Tropical Storm Ophelia makes landfall in North Carolina
What had been “potential tropical cyclone sixteen” strengthened to Tropical Storm Ophelia on Friday and was on track to strike North Carolina, forecasters said.
Tropical Storm Ophelia made landfall in North Carolina early Saturday, bringing rain and high winds that have already been striking the region, and the threat of potentially life-threatening flooding, forecasters said.
Ophelia hit the coast “near Emerald Isle in North Carolina with maximum sustained winds of 70 mph,” shortly after 6:20 a.m., the National Hurricane Center said on X, formerly known as Twitter.
What had been “potential tropical cyclone sixteen” strengthened to Tropical Storm Ophelia around 2 p.m. Friday in the Atlantic Ocean.
The effects of the storm were already being felt in North Carolina and Virginia on Friday as the storm approached, with rising coastal waters, high winds and rain, officials said.
"Potentially damaging winds, dangerous storm surge, and life-threatening flash flooding" were expected in eastern North Carolina and southeastern Virginia, the agency said in a bulletin.
A hurricane watch covered the eastern North Carolina coast from north of Surf City to Ocracoke Inlet. Other areas had tropical storm and storm surge warnings.
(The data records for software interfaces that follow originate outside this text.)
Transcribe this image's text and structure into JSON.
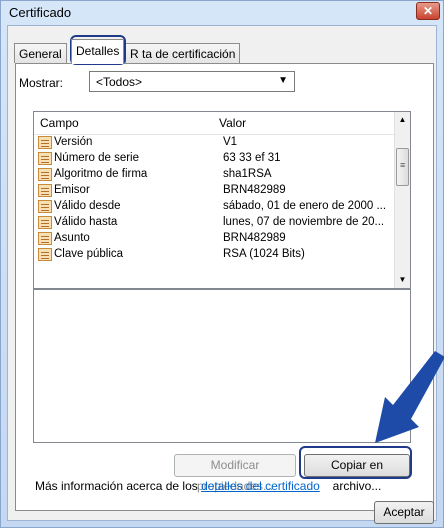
{
  "window": {
    "title": "Certificado",
    "close_symbol": "✕"
  },
  "tabs": [
    {
      "label": "General"
    },
    {
      "label": "Detalles"
    },
    {
      "label": "Ruta de certificación",
      "visible_text": "R  ta de certificación"
    }
  ],
  "show": {
    "label": "Mostrar:",
    "selected": "<Todos>"
  },
  "list": {
    "headers": {
      "field": "Campo",
      "value": "Valor"
    },
    "rows": [
      {
        "field": "Versión",
        "value": "V1"
      },
      {
        "field": "Número de serie",
        "value": "63 33 ef 31"
      },
      {
        "field": "Algoritmo de firma",
        "value": "sha1RSA"
      },
      {
        "field": "Emisor",
        "value": "BRN482989"
      },
      {
        "field": "Válido desde",
        "value": "sábado, 01 de enero de 2000 ..."
      },
      {
        "field": "Válido hasta",
        "value": "lunes, 07 de noviembre de 20..."
      },
      {
        "field": "Asunto",
        "value": "BRN482989"
      },
      {
        "field": "Clave pública",
        "value": "RSA (1024 Bits)"
      }
    ]
  },
  "buttons": {
    "edit_properties": "Modificar propiedades...",
    "copy_to_file": "Copiar en archivo...",
    "accept": "Aceptar"
  },
  "info": {
    "prefix": "Más información acerca de los ",
    "link": "detalles del certificado"
  },
  "colors": {
    "highlight": "#1f3a8a",
    "arrow": "#1e4aa8",
    "link": "#0066cc"
  }
}
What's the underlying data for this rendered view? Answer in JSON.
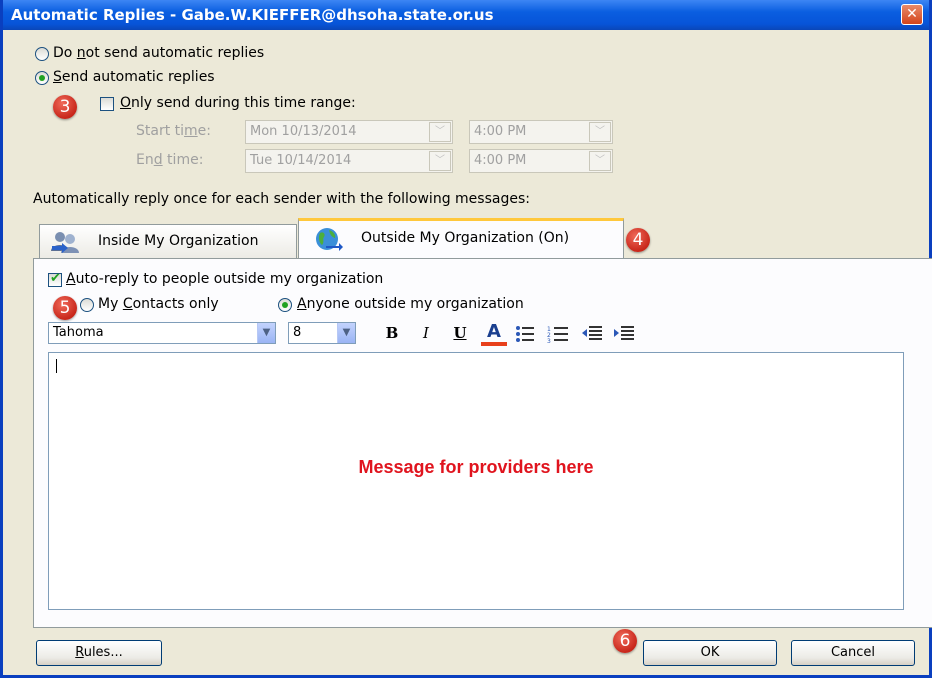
{
  "window": {
    "title": "Automatic Replies - Gabe.W.KIEFFER@dhsoha.state.or.us",
    "close_glyph": "✕"
  },
  "mode": {
    "do_not_send_prefix": "Do ",
    "do_not_send_u": "n",
    "do_not_send_rest": "ot send automatic replies",
    "send_u": "S",
    "send_rest": "end automatic replies",
    "selected": "send"
  },
  "time_range": {
    "only_send_u": "O",
    "only_send_rest": "nly send during this time range:",
    "checked": false,
    "start_label_pre": "Start ti",
    "start_label_u": "m",
    "start_label_post": "e:",
    "start_date": "Mon 10/13/2014",
    "start_time": "4:00 PM",
    "end_label_pre": "En",
    "end_label_u": "d",
    "end_label_post": " time:",
    "end_date": "Tue 10/14/2014",
    "end_time": "4:00 PM"
  },
  "reply_heading": "Automatically reply once for each sender with the following messages:",
  "tabs": [
    {
      "label": "Inside My Organization",
      "icon": "people-icon",
      "active": false
    },
    {
      "label": "Outside My Organization (On)",
      "icon": "globe-icon",
      "active": true
    }
  ],
  "outside": {
    "auto_reply_u": "A",
    "auto_reply_rest": "uto-reply to people outside my organization",
    "auto_reply_checked": true,
    "my_contacts_pre": "My ",
    "my_contacts_u": "C",
    "my_contacts_rest": "ontacts only",
    "anyone_u": "A",
    "anyone_rest": "nyone outside my organization",
    "audience_selected": "anyone"
  },
  "formatting": {
    "font": "Tahoma",
    "size": "8",
    "bold": "B",
    "italic": "I",
    "underline": "U",
    "font_color": "A",
    "font_color_value": "#e8401c"
  },
  "message": {
    "text": "Message for providers here",
    "color": "#e0141e"
  },
  "buttons": {
    "rules_u": "R",
    "rules_rest": "ules...",
    "ok": "OK",
    "cancel": "Cancel"
  },
  "callouts": [
    "3",
    "4",
    "5",
    "6"
  ]
}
North Carolina Gov. Roy Cooper, Virginia Gov. Glenn Youngkin and Maryland Gov. Wes Moore declared states of emergency in advance of the storm. Emergency declarations allow for state aid and other assistance.
The National Weather Service in Wakefield, Virginia, said there were wind gusts up to 50 mph as the storm approached. Fayetteville, North Carolina, had winds of 37 mph. Rain was also falling in the region.
The Coastal Plain region of North Carolina could get 3 to 5 inches of rain, and "The Triangle," which includes Chapel Hill, could see 2 inches, according to the agency.
New York City issued a travel advisory for the weekend due to Ophelia and a warm front. There could be between 2 to 3 inches of rain this weekend, the National Weather Service there said. Low lying areas and areas with poor drainage could flood, the city's Emergency Management Department said.
In addition to the winds, there could be storm surge of up to 4 to 6 feet in some areas, including the Pamlico Sound, according to the hurricane center. An area from Surf City to Chincoteague, Virginia, could see a storm surge of 2 to 4 feet, it said.
Tropical storm warnings reached into Delaware and the Chesapeake Bay. The storm is forecast to be a tropical storm in North Carolina and Virginia, but then to weaken to a tropical depression.
There could be isolated rainfall totals of 7 inches in eastern North Carolina and southeastern Virginia, but rainfall amounts there were generally expected to be 3 to 5 inches. Other Mid-Atlantic states could see 2 to 4 inches of rain, according to the hurricane center.